### Cozma Alex

Why does a ray of light change's it's direction as it passes the lens? It's because of the fermat principle? Is because of the index of refraction? (Why there is no index of refraction in 1/p + 1/q = 1/f ?)And if it's because of the index of refraction can we apply snell law? Once the ray passes from air to the lens it should change it's direction and it does, but when it passes from the lens to the air it should change again direction according to snell's law but it doesn't. Why?

Thanks and sorry for bad english

2. Jan 11, 2016

### Merlin3189

Both of those, I think, just different ways of looking at it.
The index of refraction is taken into account in working out the focal length f. If two lenses have the same shape, but different refractive index, they will have different focal length.
We can apply Snell's law and we do in calculating the focal length.
The ray can change direction at both surfaces, unless it crosses the surface at 90o to the surface.

3. Jan 11, 2016

### Drakkith

Staff Emeritus
The underlying reason is that light is actually an EM wave and EM waves slow down when they enter a medium other than a vacuum. When an EM wave hits a boundary between two mediums with different refractive indices at an angle, some part of the wavefront is suddenly traveling faster or slower relative to the rest of the wavefront. The change in direction is the result of this difference in speed between different areas of the wavefront.

4. Jan 13, 2016

### lychette

light changes speed as it passes from one medium into another.
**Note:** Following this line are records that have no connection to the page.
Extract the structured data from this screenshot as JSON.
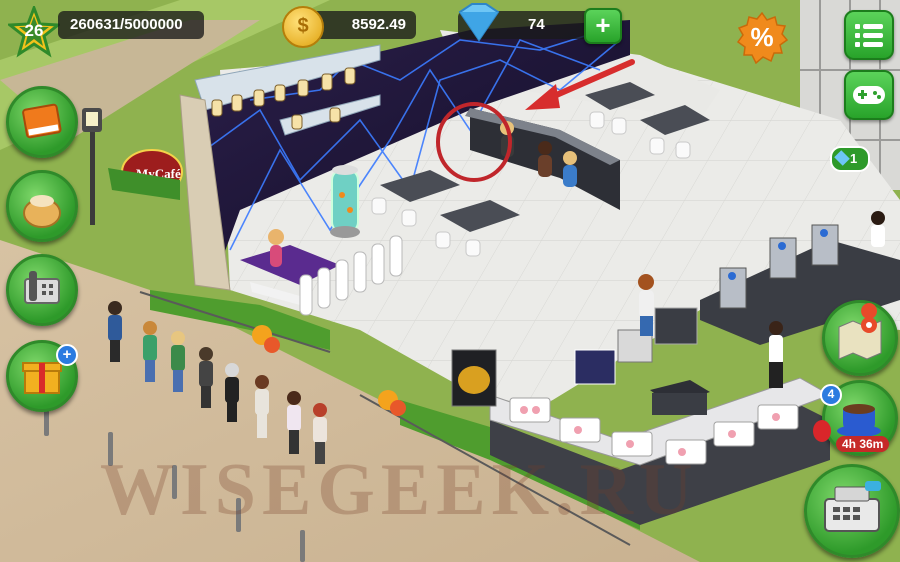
{
  "hud": {
    "level": "26",
    "xp": "260631/5000000",
    "coins": "8592.49",
    "gems": "74",
    "add_label": "+",
    "sale_label": "%",
    "quest_badge": "1",
    "order_badge": "4",
    "order_timer": "4h 36m",
    "gift_plus": "+"
  },
  "scene": {
    "cafe_sign": "MyCafé",
    "watermark": "WISEGEEK.RU"
  },
  "colors": {
    "accent_green": "#2e9a2a",
    "star_yellow": "#f2c21b",
    "highlight_red": "#c0262b",
    "sale_orange": "#f08a1c"
  }
}
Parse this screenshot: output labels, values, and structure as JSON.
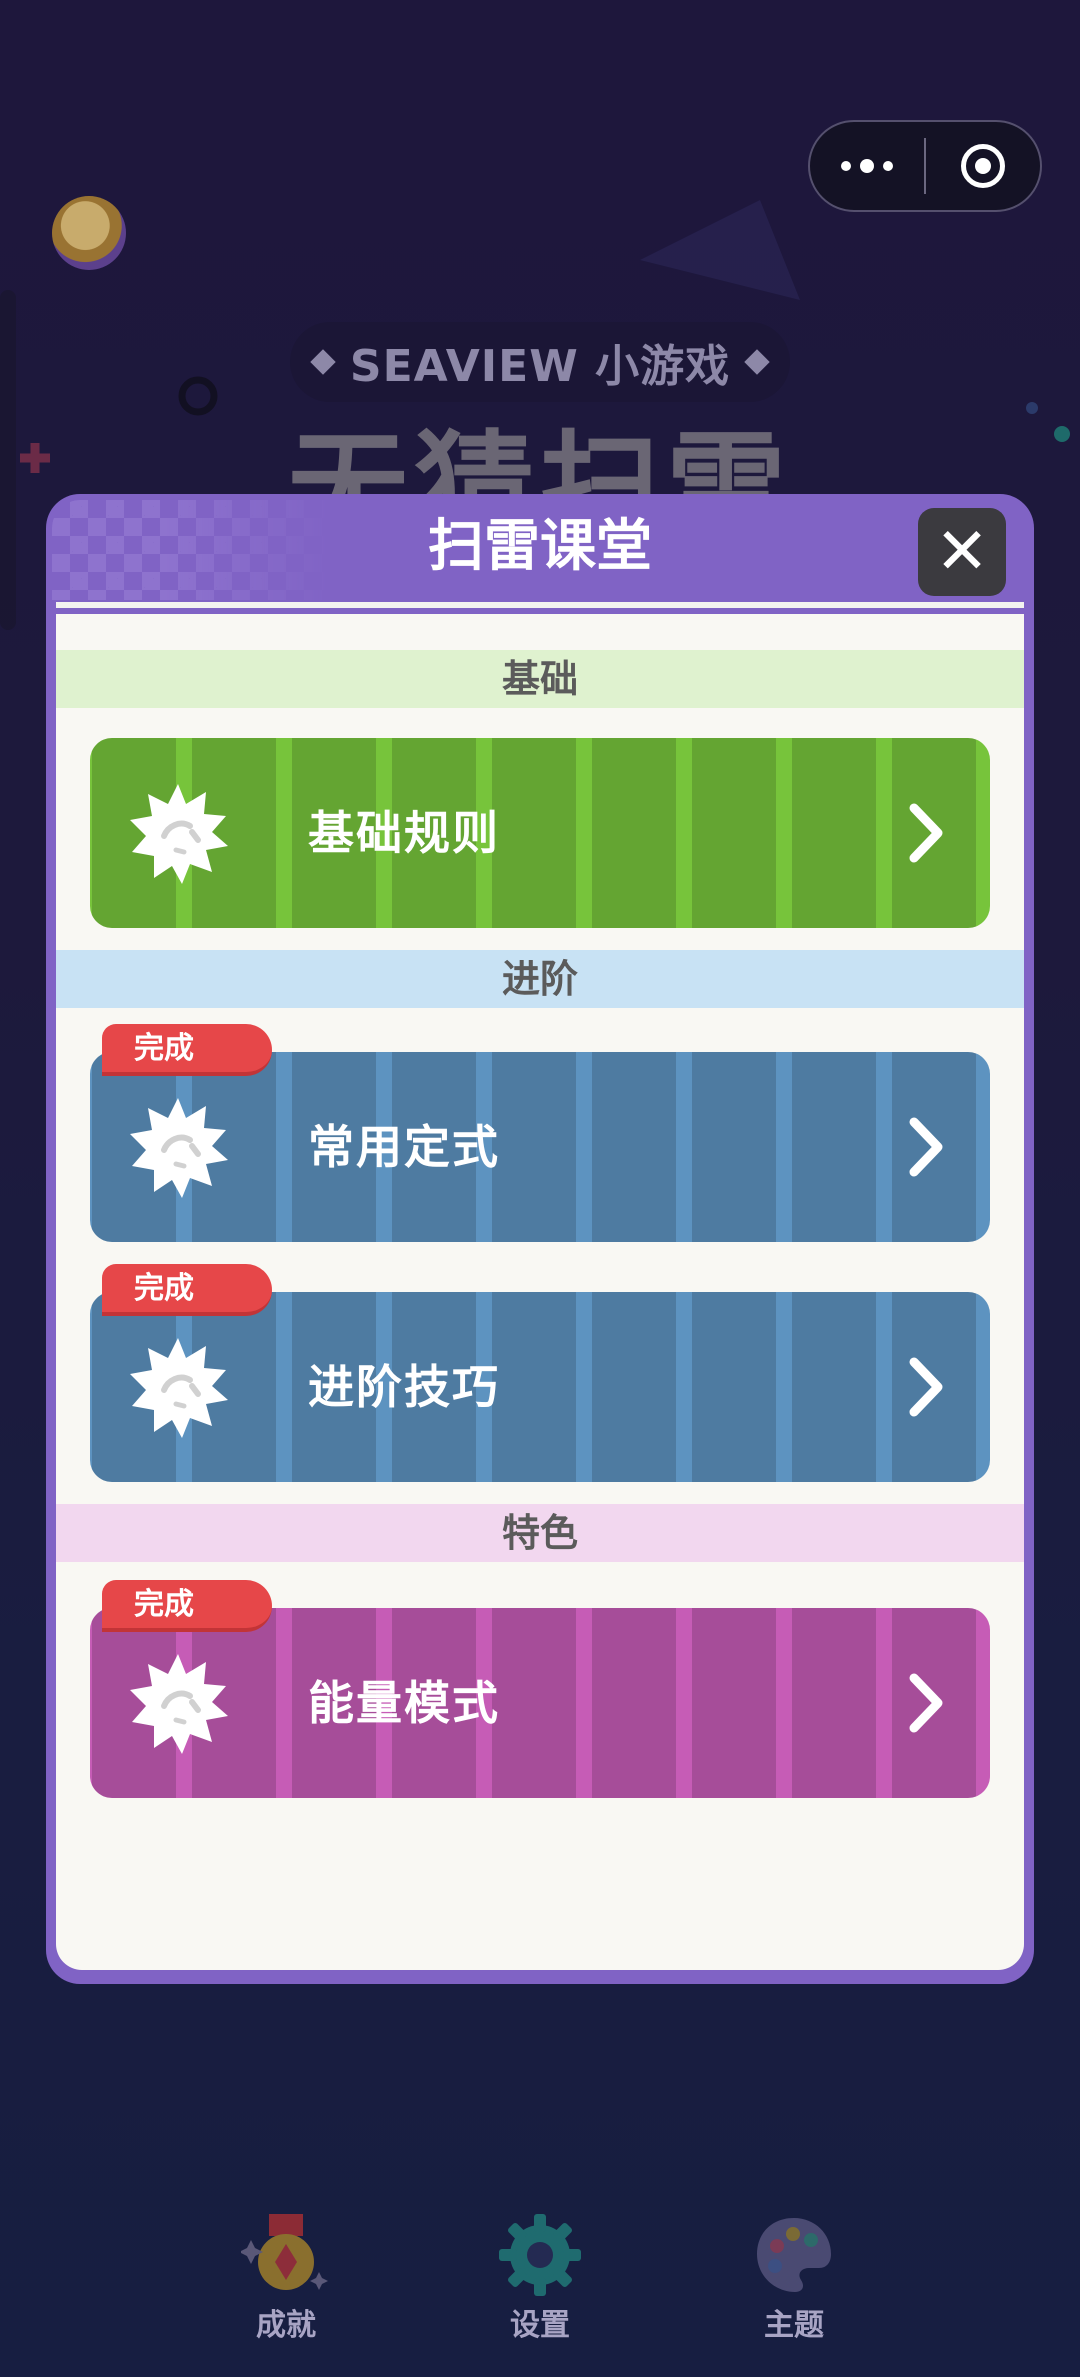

The change in direction occurs if the incident light is not perpendicular to the boundary between the mediums (media).
With parallel sided blocks and normal incidence there is no change in direction

5. Jan 14, 2016

### Staff: Mentor

6. Jan 14, 2016

### Merlin3189

If we already accept the notion of refraction, index of refraction and Snell's law, I can't see how it helps us to go back to EM theory, change of speed in different media, and Maxwell's equations?

It seems to me that the OP is querying why refraction and Snell's law appear not to apply consistently to lenses. I can only guess that they have seen a ray diagram where on the exit side the rays are perpendicular to the surface, or where it is drawn roughly and appears so.

In asking about the absence of refractive index in $\frac{1}{p} + \frac {1}{q} = \frac {1}{f}$
OP is simply missing the fuller equation containing the refractive index n
$\frac {1}{p} + \frac {1}{q} = (n-1) \big[ \frac {1}{R_1} -\frac{1}{R_2} + \frac {(n-1)d}{nR_1R_2} \big]≈ (n-1) \big[ \frac {1}{R_1} -\frac{1}{R_2}\big]$

So, while those more fundamental concepts are interesting, do they address the OP query?

7. Jan 14, 2016

### Andy Resnick

This is the 'thin lens equation'. In this approximation, the lens has no thickness. Conceptually, the physical lens (an object containing possibly multiple pieces of glass) has been replaced by a single planar surface assigned an optical power equivalent to the physical lens- a version of lumped analysis. The thick lens equation does involve the refractive index and curvatures of both surfaces.

8. Jan 14, 2016

### Merlin3189

If the thick lens formula "does involve the refractive index and curvatures of both surfaces", then so does the thin approximation of this formula. (See equations in my previous post.)

Just because n does not appear in this form of the formula does not mean it is not there. You might just as well say that there is no radius of curvature in the spherical mirror formula, 1/p + 1/q = 1/f

9. Jan 14, 2016

### Drakkith

Staff Emeritus
Perhaps. It's certainly true that Snell's Law applies to rays moving into and out of a lens, so I'm not sure why the OP thinks otherwise.

10. Jan 15, 2016

### Andy Resnick

The focal length of a lens/mirror is related to the optical power ; the optical power is a function of the surface curvature(s) and index of refraction relative to air (usually). Page 2 of this document has more detail: